U.K. Dealers Fight Two-Tiered Pricing With Web Site6 Jun, 2003 By: Jessica Wolf
In an effort to fight the tiered-pricing trend developing in the United Kingdom, a small coalition of U.K. independent retailers has formed the group Video Independents Protecting Rental (VIPR).
VIPR was created by Charles and Christine Conway of The Video Store in Wrexham, England; Andy Waterman of Wyke Video Centre in Bradford; and David Turnidge of Capricorn Video in Essex.
The group has created a Web site where independent retailers can get information on the little they can do to respond to the past year's shift in pricing from studios like Warner, 20th Century Fox and, for one title -- Die Another Day -- MGM. Tiered pricing requires rental dealers to pay a premium price for titles that are released simultaneously into the sellthrough market at a lower cost for sellthrough retailers.
“By forming VIPR, we hope to give independent video dealers a voice in lobbying the government for changes in the law which currently allows Warner Home Video and Fox Pathe Home Entertainment to impose dual pricing on the industry,” the organization posted on its site.
At www.vipr.org.uk, retailers can download form letters and send them to their Member of Parliament, the European Parliament, the British Office of Fair Trading and England's Department of Culture, Media and Sport.
All the letters outline the new programs and cite the fact that Warner tried to institute a tiered-pricing strategy in Australia that was shot down in that country's courts and that the First Sale Doctrine prohibits the strategy in the United States.
The letters state that more studios could follow Warner and Fox's lead and, in effect, change the country's market by eliminating rental altogether, which would be detrimental to consumers and could put smaller retailers out of business. The letters also address the fact that big chains like Blockbuster and Choices Video have negotiated revenue-sharing deals under new pricing terms, which helps keep them competitive with sellthrough retailers.
Jim Cardwell, president of Warner Home Video, said revenue-sharing may be the best option in a tiered-pricing market.
“We believe in revenue-sharing as a way to manage copy depth and keep consumers satisfied and coming into stores,” he said.
VIPR also has a dedicated forum at U.K. retailer site Movie Zone's discussion boards (www.moviezone.co.uk).
In postings on the Movie Zone message board, VIPR members admit they have no real funds or even significant clout to help out independents like Bill Best, owner of Star Video in south London, whom Warner has taken to court for having sellthrough copies of Ocean's Eleven and Training Day in his store. The most VIPR can do at this point is offer “support and advice” to Best, who is representing himself in England's High Court, a VIPR poster wrote. Though his case has been postponed until later this month, Best has already been ordered to pay £1,500 ($2,444) to Warner, according to reports.

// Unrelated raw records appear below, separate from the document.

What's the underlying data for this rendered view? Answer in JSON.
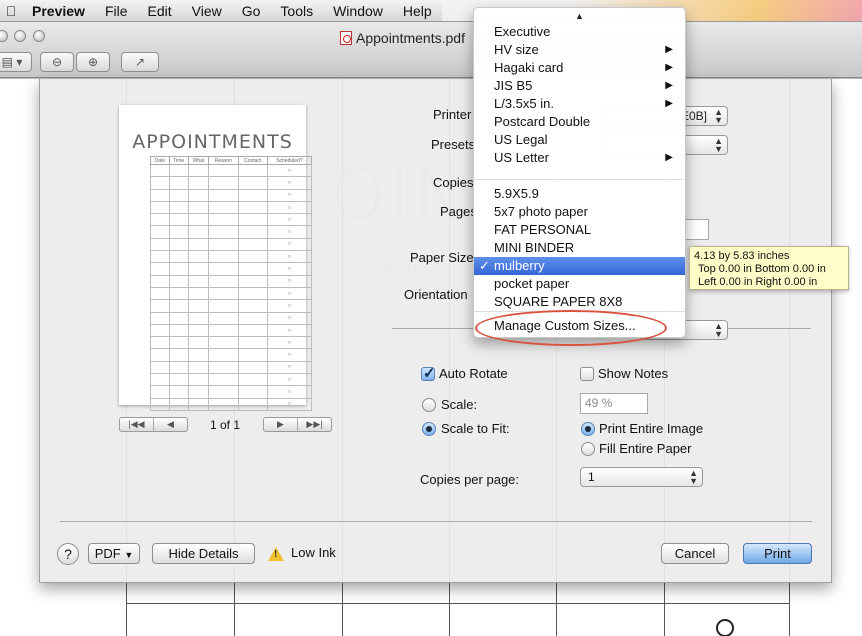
{
  "menubar": {
    "app": "Preview",
    "items": [
      "File",
      "Edit",
      "View",
      "Go",
      "Tools",
      "Window",
      "Help"
    ]
  },
  "window": {
    "title": "Appointments.pdf"
  },
  "preview": {
    "title": "APPOINTMENTS",
    "columns": [
      "Date",
      "Time",
      "What",
      "Reason",
      "Contact",
      "Scheduled?"
    ],
    "row_count": 20,
    "page_label": "1 of 1"
  },
  "form": {
    "printer_label": "Printer",
    "printer_value": "E0B]",
    "presets_label": "Presets",
    "copies_label": "Copies",
    "pages_label": "Pages",
    "paper_size_label": "Paper Size",
    "orientation_label": "Orientation",
    "auto_rotate_label": "Auto Rotate",
    "show_notes_label": "Show Notes",
    "scale_label": "Scale:",
    "scale_value": "49 %",
    "scale_to_fit_label": "Scale to Fit:",
    "print_entire_image_label": "Print Entire Image",
    "fill_entire_paper_label": "Fill Entire Paper",
    "copies_per_page_label": "Copies per page:",
    "copies_per_page_value": "1"
  },
  "buttons": {
    "help": "?",
    "pdf": "PDF",
    "hide_details": "Hide Details",
    "low_ink": "Low Ink",
    "cancel": "Cancel",
    "print": "Print"
  },
  "paper_menu": {
    "group1": [
      {
        "label": "Executive",
        "submenu": false
      },
      {
        "label": "HV size",
        "submenu": true
      },
      {
        "label": "Hagaki card",
        "submenu": true
      },
      {
        "label": "JIS B5",
        "submenu": true
      },
      {
        "label": "L/3.5x5 in.",
        "submenu": true
      },
      {
        "label": "Postcard Double",
        "submenu": false
      },
      {
        "label": "US Legal",
        "submenu": false
      },
      {
        "label": "US Letter",
        "submenu": true
      }
    ],
    "group2": [
      {
        "label": "5.9X5.9",
        "selected": false
      },
      {
        "label": "5x7 photo paper",
        "selected": false
      },
      {
        "label": "FAT PERSONAL",
        "selected": false
      },
      {
        "label": "MINI BINDER",
        "selected": false
      },
      {
        "label": "mulberry",
        "selected": true
      },
      {
        "label": "pocket paper",
        "selected": false
      },
      {
        "label": "SQUARE PAPER 8X8",
        "selected": false
      }
    ],
    "manage": "Manage Custom Sizes..."
  },
  "tooltip": {
    "line1": "4.13 by 5.83 inches",
    "line2": "Top 0.00 in Bottom 0.00 in",
    "line3": "Left 0.00 in Right 0.00 in"
  }
}
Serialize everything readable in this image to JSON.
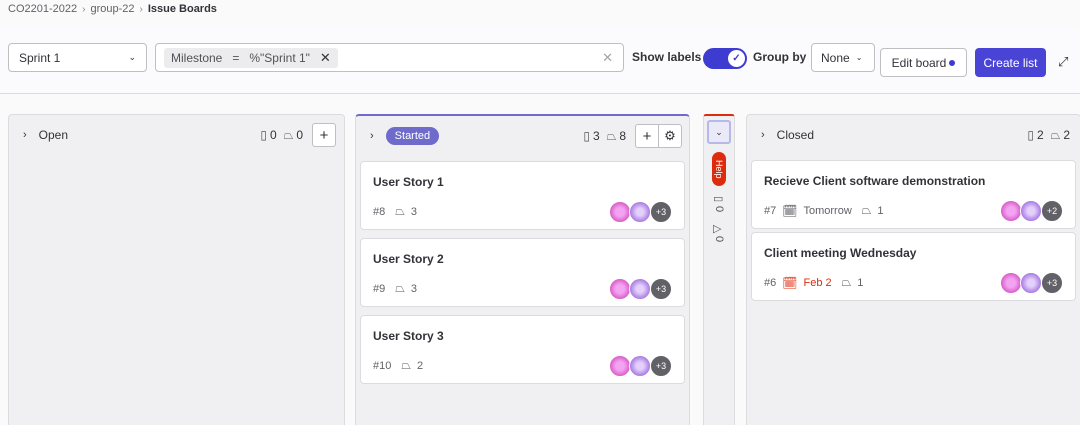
{
  "breadcrumb": [
    "CO2201-2022",
    "group-22",
    "Issue Boards"
  ],
  "filters": {
    "sprint_value": "Sprint 1",
    "token_key": "Milestone",
    "token_op": "=",
    "token_value": "%\"Sprint 1\"",
    "show_labels": "Show labels",
    "show_labels_on": true,
    "group_by": "Group by",
    "group_by_value": "None",
    "edit_board": "Edit board",
    "create_list": "Create list"
  },
  "lists": {
    "open": {
      "title": "Open",
      "issue_count": "0",
      "weight": "0"
    },
    "started": {
      "title": "Started",
      "issue_count": "3",
      "weight": "8"
    },
    "help": {
      "title": "Help",
      "issue_count": "0",
      "weight": "0"
    },
    "closed": {
      "title": "Closed",
      "issue_count": "2",
      "weight": "2"
    }
  },
  "started_cards": [
    {
      "title": "User Story 1",
      "id": "#8",
      "weight": "3",
      "more": "+3"
    },
    {
      "title": "User Story 2",
      "id": "#9",
      "weight": "3",
      "more": "+3"
    },
    {
      "title": "User Story 3",
      "id": "#10",
      "weight": "2",
      "more": "+3"
    }
  ],
  "closed_cards": [
    {
      "title": "Recieve Client software demonstration",
      "id": "#7",
      "due": "Tomorrow",
      "weight": "1",
      "more": "+2"
    },
    {
      "title": "Client meeting Wednesday",
      "id": "#6",
      "due": "Feb 2",
      "weight": "1",
      "more": "+3",
      "due_color": "#dd2b0e"
    }
  ],
  "icons": {
    "breadcrumb_sep": "chevron-right-icon",
    "issues": "issues-icon",
    "weight": "weight-icon",
    "calendar": "calendar-icon"
  },
  "colors": {
    "primary": "#4a44d6",
    "started_label": "#6f6bca",
    "help_label": "#dd2b0e",
    "overdue": "#dd2b0e"
  }
}
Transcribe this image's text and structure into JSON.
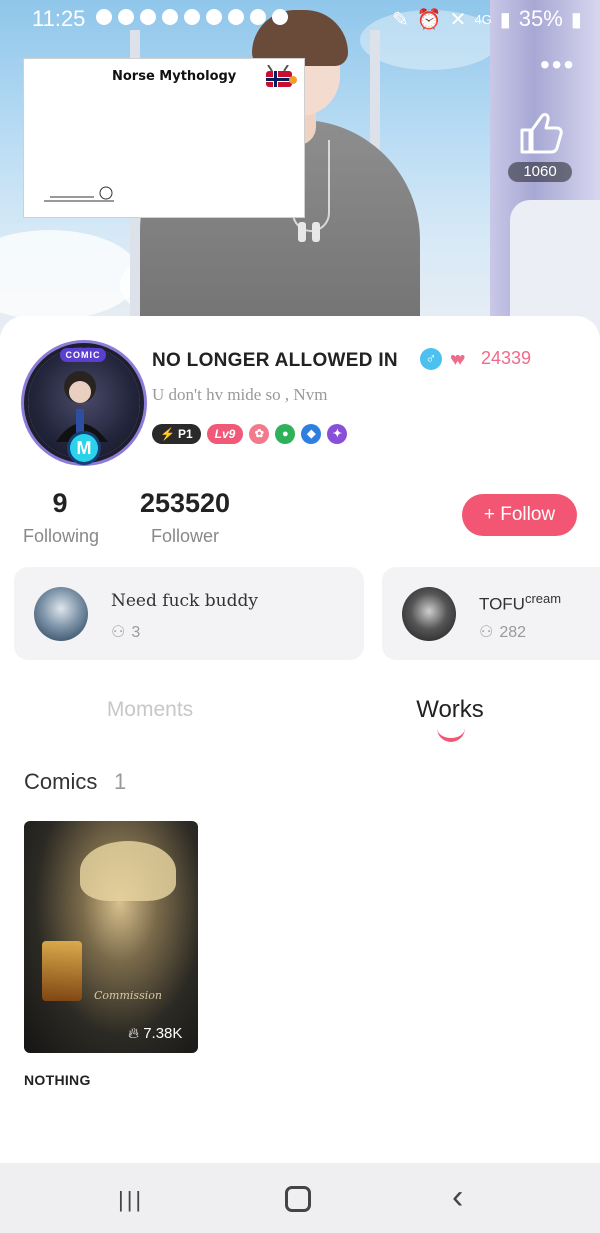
{
  "status_bar": {
    "time": "11:25",
    "network": "4G",
    "battery": "35%"
  },
  "header": {
    "banner_title": "Norse Mythology",
    "like_count": "1060"
  },
  "profile": {
    "username": "NO LONGER ALLOWED IN",
    "avatar_badge": "COMIC",
    "avatar_emblem": "M",
    "gender_symbol": "♂",
    "hearts_count": "24339",
    "bio": "U don't hv mide so , Nvm",
    "badges": {
      "p1": "P1",
      "level": "Lv9"
    }
  },
  "stats": {
    "following_count": "9",
    "following_label": "Following",
    "follower_count": "253520",
    "follower_label": "Follower"
  },
  "follow_button": {
    "plus": "+",
    "label": "Follow"
  },
  "groups": [
    {
      "name": "Need fuck buddy",
      "members": "3"
    },
    {
      "name": "TOFU",
      "name_sup": "cream",
      "members": "282"
    }
  ],
  "tabs": {
    "moments": "Moments",
    "works": "Works"
  },
  "section": {
    "title": "Comics",
    "count": "1"
  },
  "works": [
    {
      "title": "NOTHING",
      "views": "7.38K",
      "cover_text": "Commission"
    }
  ],
  "colors": {
    "accent": "#f25672",
    "hearts": "#f06a8a",
    "gender": "#4cc1f0"
  }
}
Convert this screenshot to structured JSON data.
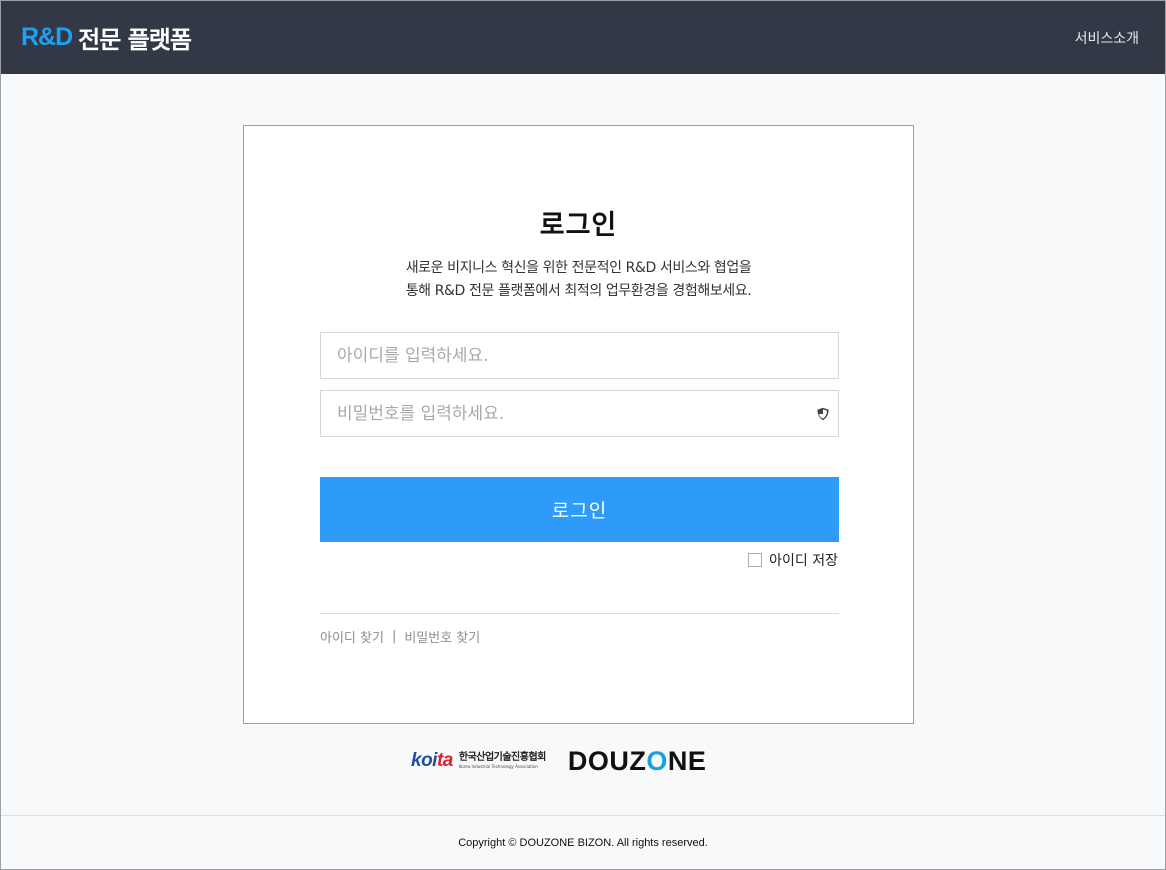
{
  "header": {
    "brand_accent": "R&D",
    "brand_text": "전문 플랫폼",
    "nav_link": "서비스소개"
  },
  "login": {
    "title": "로그인",
    "subtitle_line1": "새로운 비지니스 혁신을 위한 전문적인 R&D 서비스와 협업을",
    "subtitle_line2": "통해 R&D 전문 플랫폼에서 최적의 업무환경을 경험해보세요.",
    "id_placeholder": "아이디를 입력하세요.",
    "pw_placeholder": "비밀번호를 입력하세요.",
    "login_button": "로그인",
    "remember_id": "아이디 저장",
    "find_id": "아이디 찾기",
    "separator": "|",
    "find_pw": "비밀번호 찾기"
  },
  "logos": {
    "koita_mark_blue": "koi",
    "koita_mark_red": "ta",
    "koita_kr": "한국산업기술진흥협회",
    "koita_en": "Korea Industrial Technology Association",
    "douzone_d": "D",
    "douzone_o1": "O",
    "douzone_mid": "UZ",
    "douzone_o2": "O",
    "douzone_end": "NE"
  },
  "footer": {
    "copyright": "Copyright © DOUZONE BIZON. All rights reserved."
  },
  "colors": {
    "header_bg": "#323846",
    "brand_accent": "#1da1f2",
    "button_bg": "#2d9bf7"
  },
  "icons": {
    "password_toggle": "shield-icon"
  }
}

In other tiered-pricing news, some rental dealers in the United Kingdom mistakenly received sellthrough-labeled copies of MGM's Die Another Day -- for which the studio has instituted a tiered-pricing strategy in the U.K. -- instead of the rental-version copies they had ordered. An MGM spokesperson told View Magazine that rental dealers who got the wrong order could rent out the copies to their customers and would not be prosecuted, but also said the supplier would work to rectify the problem if and when it repeats the strategy with future releases, and will enforce the tiered policy.
Additional reporting by Thomas K. Arnold.